Some of my readers are probably wondering, “Huh? What the hell is distro-hopping?”
Well, for the sake of clarity, the term, “Distro-hopping,” is one that is often used by the people of the Linux community to describe the act of switching from one distribution of Linux to another distribution of Linux (Most Linux users are guilty of this type of behaviour).
I would also like to state for the record, that I have done my fair share of distro-hopping.
And, I am going to examine both the pros and the cons of distro-hopping.
Unfortunately, there are a large number of people who would not even dream of giving Linux a try.
And, why is it that a large number of people are afraid of giving Linux a try?
Because, whenever they hear or see the word, “Linux,” they tend to think of a complex operating system that is only used by nerds and hackers.
Okay, I will admit that nerds and hackers are quite fond of Linux; but they are not the only ones who love Linux.
Believe it or not, regular people love Linux too (However, they are the adventurous type of people who enjoy learning new things).
To be most straightforward with you, Linux is way different from Windows 10 or any of the past operating systems that Microsoft released (And, that will involve learning how to use entirely new software).
Yes, my friend, the learning curve is a bit higher when it comes to Linux (But, do not allow that thought to discourage you from dabbling in Linux).

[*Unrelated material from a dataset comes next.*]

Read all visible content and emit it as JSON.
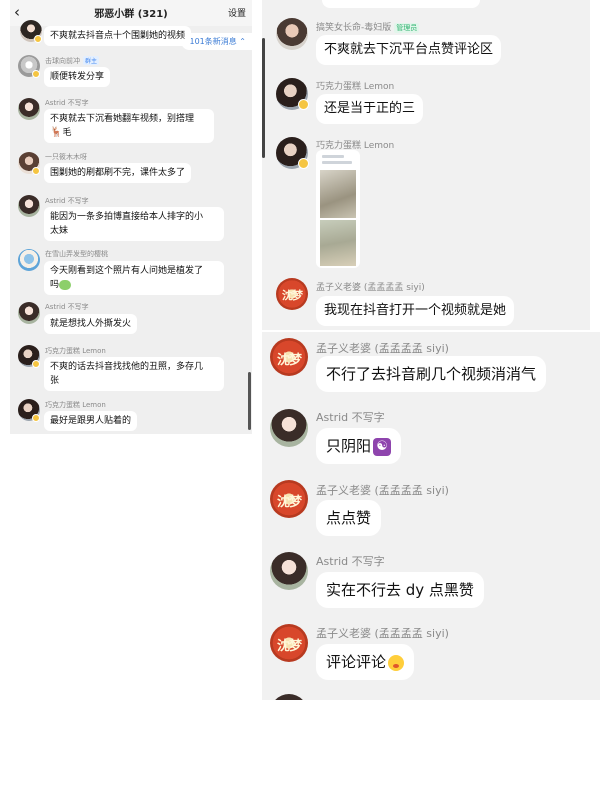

The God’s/Goddess’s truth is that there is a distribution of Linux that is ideal for:
Those people who are new to Linux.
Those people who are at a medium level in regards to their expertise in Linux.
Those people who are highly advanced at using Linux.
So, by all means, choose your distribution of Linux wisely (A simple Google query should enable you to decipher whether or not it is a user-friendly distribution of Linux).
And, since I am eager for you to give Linux a try, I will recommend a few of them to experiment with.